The White House revealed a broad set of rules and principles on Monday aimed at ensuring that the United States “leads the way” in regulating artificial intelligence (AI), which is the subject of intense international competition.
President Joe Biden will issue an executive order demanding AI developers submit the results of their security tests to the federal government when their projects pose “a serious risk to national security, national economic security, or public health.”
The official announcement is scheduled for Monday at an event at the White House. Biden is leveraging a law dating back to the Cold War, the Defense Production Act (1950), granting the government certain coercive powers over companies when national security is at stake.

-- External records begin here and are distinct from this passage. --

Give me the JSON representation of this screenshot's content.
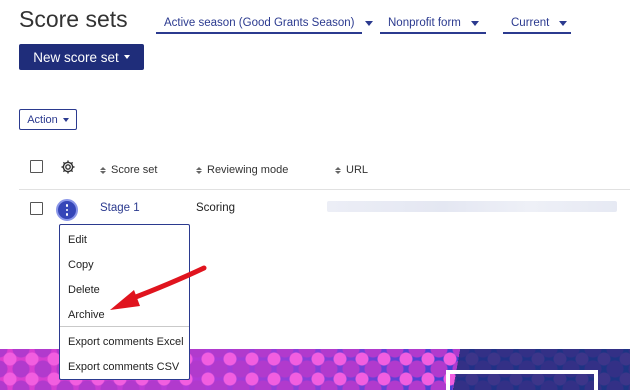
{
  "page": {
    "title": "Score sets"
  },
  "filters": [
    {
      "label": "Active season (Good Grants Season)"
    },
    {
      "label": "Nonprofit form"
    },
    {
      "label": "Current"
    }
  ],
  "toolbar": {
    "new_label": "New score set",
    "action_label": "Action"
  },
  "table": {
    "columns": [
      "Score set",
      "Reviewing mode",
      "URL"
    ],
    "rows": [
      {
        "score_set": "Stage 1",
        "reviewing_mode": "Scoring",
        "url": ""
      }
    ]
  },
  "row_menu": {
    "items": [
      "Edit",
      "Copy",
      "Delete",
      "Archive",
      "Export comments Excel",
      "Export comments CSV"
    ]
  },
  "colors": {
    "accent": "#2b3a8f",
    "primary_button": "#1f2d7a",
    "annotation_arrow": "#e0141e"
  }
}
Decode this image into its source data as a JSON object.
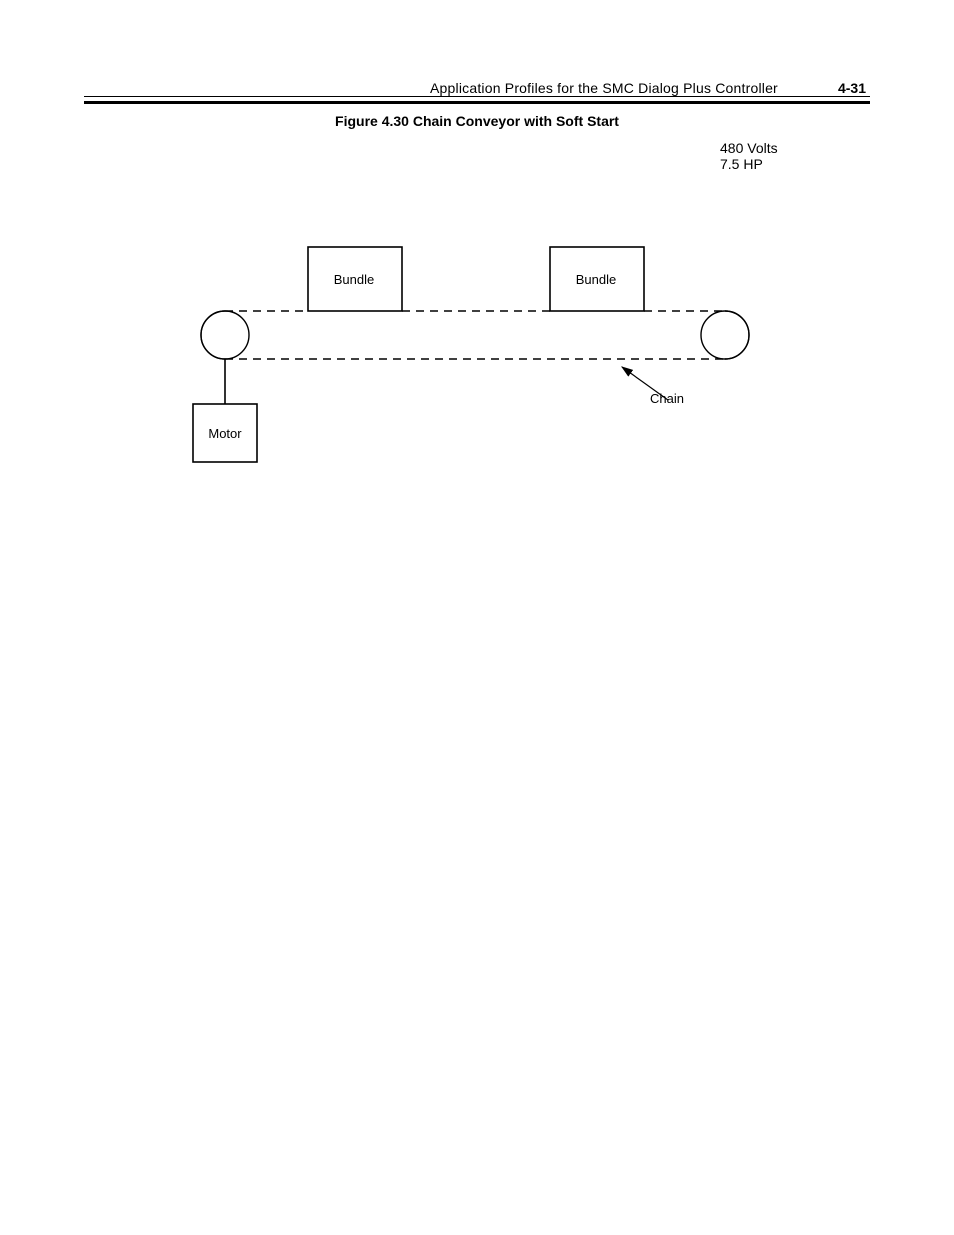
{
  "header": {
    "title": "Application Profiles for the SMC Dialog Plus Controller",
    "page_number": "4-31"
  },
  "figure": {
    "caption": "Figure 4.30 Chain Conveyor with Soft Start",
    "specs": {
      "volts": "480 Volts",
      "hp": "7.5 HP"
    },
    "labels": {
      "bundle_left": "Bundle",
      "bundle_right": "Bundle",
      "motor": "Motor",
      "chain": "Chain"
    }
  }
}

The criteria for these security tests will be set at the federal level, according to the US government.
In July, several digital giants, including Microsoft and Google, had already committed to subjecting their AI systems to external tests. The White House aims to pay particular attention to the risks posed by AI development in biotechnology and infrastructure fields. Recommendations will also be issued concerning the detection and identification of AI-generated content, a technology capable of rapidly producing highly realistic images, sounds, and even videos.

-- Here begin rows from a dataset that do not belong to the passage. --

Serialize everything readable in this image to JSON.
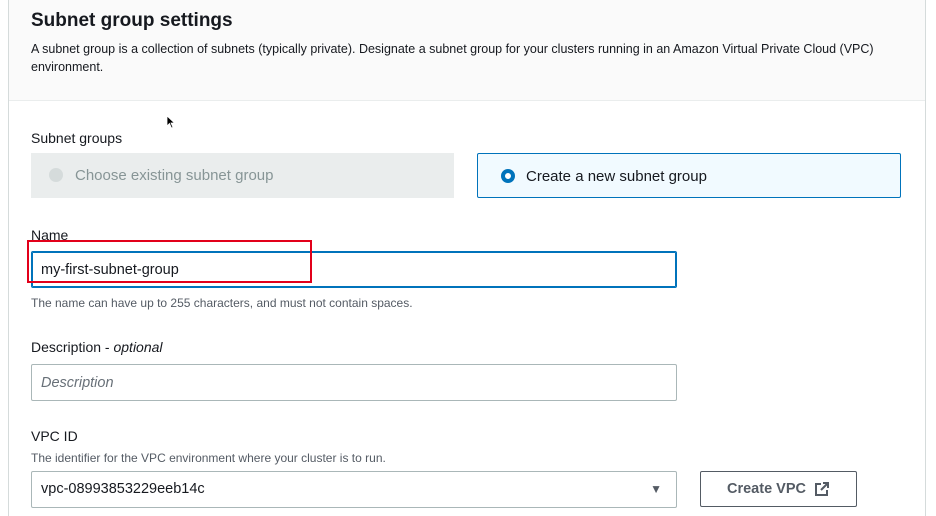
{
  "section": {
    "title": "Subnet group settings",
    "description": "A subnet group is a collection of subnets (typically private). Designate a subnet group for your clusters running in an Amazon Virtual Private Cloud (VPC) environment."
  },
  "subnet_groups": {
    "label": "Subnet groups",
    "options": [
      {
        "label": "Choose existing subnet group",
        "state": "disabled"
      },
      {
        "label": "Create a new subnet group",
        "state": "selected"
      }
    ]
  },
  "name_field": {
    "label": "Name",
    "value": "my-first-subnet-group",
    "hint": "The name can have up to 255 characters, and must not contain spaces."
  },
  "description_field": {
    "label": "Description",
    "label_suffix": "optional",
    "separator": " - ",
    "placeholder": "Description"
  },
  "vpc_field": {
    "label": "VPC ID",
    "hint": "The identifier for the VPC environment where your cluster is to run.",
    "value": "vpc-08993853229eeb14c",
    "caret_icon": "caret-down-icon"
  },
  "create_vpc_button": {
    "label": "Create VPC",
    "icon": "external-link-icon"
  },
  "colors": {
    "accent": "#0073bb",
    "highlight_box": "#e2001a",
    "disabled_tile": "#eaeded",
    "selected_tile": "#f1faff"
  }
}
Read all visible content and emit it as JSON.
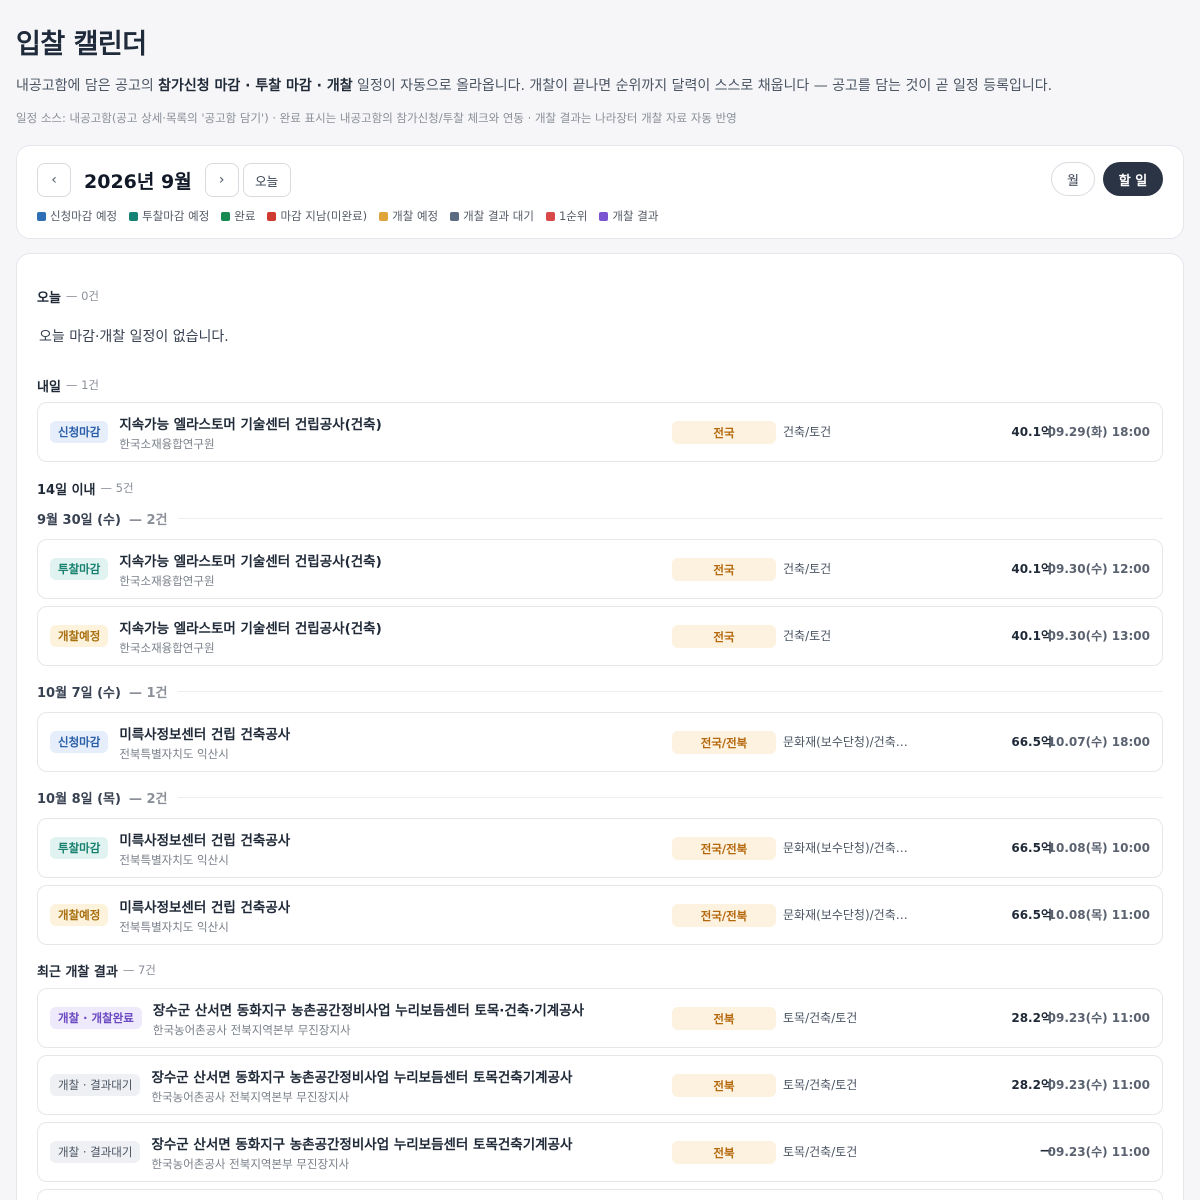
{
  "page": {
    "title": "입찰 캘린더",
    "desc_before": "내공고함에 담은 공고의 ",
    "desc_bold1": "참가신청 마감 · 투찰 마감 · 개찰",
    "desc_after": " 일정이 자동으로 올라옵니다. 개찰이 끝나면 순위까지 달력이 스스로 채웁니다 — 공고를 담는 것이 곧 일정 등록입니다.",
    "source": "일정 소스: 내공고함(공고 상세·목록의 '공고함 담기') · 완료 표시는 내공고함의 참가신청/투찰 체크와 연동 · 개찰 결과는 나라장터 개찰 자료 자동 반영"
  },
  "toolbar": {
    "prev": "‹",
    "next": "›",
    "month": "2026년 9월",
    "today": "오늘",
    "view_month": "월",
    "view_todo": "할 일"
  },
  "legend": [
    {
      "label": "신청마감 예정",
      "color": "#2f6fb5"
    },
    {
      "label": "투찰마감 예정",
      "color": "#168276"
    },
    {
      "label": "완료",
      "color": "#178a52"
    },
    {
      "label": "마감 지남(미완료)",
      "color": "#cf3b30"
    },
    {
      "label": "개찰 예정",
      "color": "#e0a43a"
    },
    {
      "label": "개찰 결과 대기",
      "color": "#5b6b82"
    },
    {
      "label": "1순위",
      "color": "#d84848"
    },
    {
      "label": "개찰 결과",
      "color": "#7b55d1"
    }
  ],
  "today_section": {
    "label": "오늘",
    "count": "— 0건",
    "empty": "오늘 마감·개찰 일정이 없습니다."
  },
  "tomorrow_section": {
    "label": "내일",
    "count": "— 1건"
  },
  "within14_section": {
    "label": "14일 이내",
    "count": "— 5건"
  },
  "recent_section": {
    "label": "최근 개찰 결과",
    "count": "— 7건"
  },
  "date_groups": [
    {
      "label": "9월 30일 (수)",
      "count": "— 2건"
    },
    {
      "label": "10월 7일 (수)",
      "count": "— 1건"
    },
    {
      "label": "10월 8일 (목)",
      "count": "— 2건"
    }
  ],
  "rows": [
    {
      "badge": "신청마감",
      "title": "지속가능 엘라스토머 기술센터 건립공사(건축)",
      "org": "한국소재융합연구원",
      "region": "전국",
      "category": "건축/토건",
      "amount": "40.1억",
      "datetime": "09.29(화) 18:00"
    },
    {
      "badge": "투찰마감",
      "title": "지속가능 엘라스토머 기술센터 건립공사(건축)",
      "org": "한국소재융합연구원",
      "region": "전국",
      "category": "건축/토건",
      "amount": "40.1억",
      "datetime": "09.30(수) 12:00"
    },
    {
      "badge": "개찰예정",
      "title": "지속가능 엘라스토머 기술센터 건립공사(건축)",
      "org": "한국소재융합연구원",
      "region": "전국",
      "category": "건축/토건",
      "amount": "40.1억",
      "datetime": "09.30(수) 13:00"
    },
    {
      "badge": "신청마감",
      "title": "미륵사정보센터 건립 건축공사",
      "org": "전북특별자치도 익산시",
      "region": "전국/전북",
      "category": "문화재(보수단청)/건축…",
      "amount": "66.5억",
      "datetime": "10.07(수) 18:00"
    },
    {
      "badge": "투찰마감",
      "title": "미륵사정보센터 건립 건축공사",
      "org": "전북특별자치도 익산시",
      "region": "전국/전북",
      "category": "문화재(보수단청)/건축…",
      "amount": "66.5억",
      "datetime": "10.08(목) 10:00"
    },
    {
      "badge": "개찰예정",
      "title": "미륵사정보센터 건립 건축공사",
      "org": "전북특별자치도 익산시",
      "region": "전국/전북",
      "category": "문화재(보수단청)/건축…",
      "amount": "66.5억",
      "datetime": "10.08(목) 11:00"
    },
    {
      "badge": "개찰 · 개찰완료",
      "title": "장수군 산서면 동화지구 농촌공간정비사업 누리보듬센터 토목·건축·기계공사",
      "org": "한국농어촌공사 전북지역본부 무진장지사",
      "region": "전북",
      "category": "토목/건축/토건",
      "amount": "28.2억",
      "datetime": "09.23(수) 11:00"
    },
    {
      "badge": "개찰 · 결과대기",
      "title": "장수군 산서면 동화지구 농촌공간정비사업 누리보듬센터 토목건축기계공사",
      "org": "한국농어촌공사 전북지역본부 무진장지사",
      "region": "전북",
      "category": "토목/건축/토건",
      "amount": "28.2억",
      "datetime": "09.23(수) 11:00"
    },
    {
      "badge": "개찰 · 결과대기",
      "title": "장수군 산서면 동화지구 농촌공간정비사업 누리보듬센터 토목건축기계공사",
      "org": "한국농어촌공사 전북지역본부 무진장지사",
      "region": "전북",
      "category": "토목/건축/토건",
      "amount": "—",
      "datetime": "09.23(수) 11:00"
    }
  ]
}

The administration also promises to publish guidelines addressing discrimination, given the biases that AI systems might have, and pledges to monitor the impact of this technological revolution on employment.
However, Biden has limited maneuverability. Any truly binding and ambitious AI regulations would need to go through Congress. Yet, the Legislature is deeply divided between Democrats and Republicans, making the adoption of a comprehensive law highly unlikely.
In response to the announcement, the Software Publishers Association (BAS) also called for “a new legislative framework to create specific safeguards for artificial intelligence.”
The regulation of AI is a subject of intense international competition. The European Union, which generates numerous digital regulations, aims to establish a regulatory framework for this technology by the end of the year, hoping to set the pace globally.